RECORDS FOR THE EXERCISE:
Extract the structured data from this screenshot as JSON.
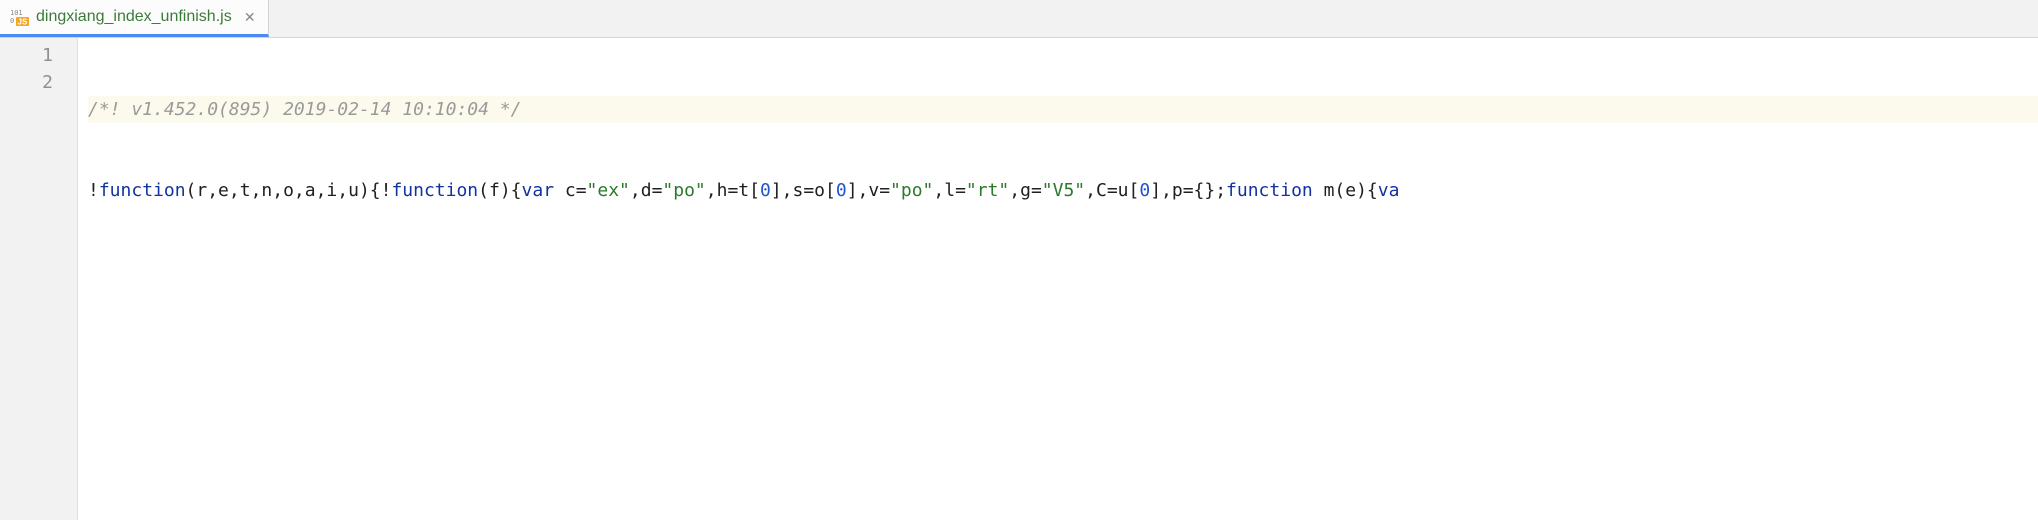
{
  "tab": {
    "filename": "dingxiang_index_unfinish.js",
    "icon_name": "js-file-icon"
  },
  "gutter": {
    "lines": [
      "1",
      "2"
    ]
  },
  "code": {
    "line1_comment": "/*! v1.452.0(895) 2019-02-14 10:10:04 */",
    "line2": {
      "t01": "!",
      "t02": "function",
      "t03": "(r,e,t,n,o,a,i,u){!",
      "t04": "function",
      "t05": "(f){",
      "t06": "var",
      "t07": " c=",
      "t08": "\"ex\"",
      "t09": ",d=",
      "t10": "\"po\"",
      "t11": ",h=t[",
      "t12": "0",
      "t13": "],s=o[",
      "t14": "0",
      "t15": "],v=",
      "t16": "\"po\"",
      "t17": ",l=",
      "t18": "\"rt\"",
      "t19": ",g=",
      "t20": "\"V5\"",
      "t21": ",C=u[",
      "t22": "0",
      "t23": "],p={};",
      "t24": "function",
      "t25": " m(e){",
      "t26": "va"
    }
  }
}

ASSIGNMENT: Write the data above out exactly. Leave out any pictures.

SOLUTION FOR THIS PROBLEM:
Extract the structured data from this screenshot as JSON.
{
  "tab": {
    "filename": "dingxiang_index_unfinish.js",
    "icon_name": "js-file-icon"
  },
  "gutter": {
    "lines": [
      "1",
      "2"
    ]
  },
  "code": {
    "line1_comment": "/*! v1.452.0(895) 2019-02-14 10:10:04 */",
    "line2": {
      "t01": "!",
      "t02": "function",
      "t03": "(r,e,t,n,o,a,i,u){!",
      "t04": "function",
      "t05": "(f){",
      "t06": "var",
      "t07": " c=",
      "t08": "\"ex\"",
      "t09": ",d=",
      "t10": "\"po\"",
      "t11": ",h=t[",
      "t12": "0",
      "t13": "],s=o[",
      "t14": "0",
      "t15": "],v=",
      "t16": "\"po\"",
      "t17": ",l=",
      "t18": "\"rt\"",
      "t19": ",g=",
      "t20": "\"V5\"",
      "t21": ",C=u[",
      "t22": "0",
      "t23": "],p={};",
      "t24": "function",
      "t25": " m(e){",
      "t26": "va"
    }
  }
}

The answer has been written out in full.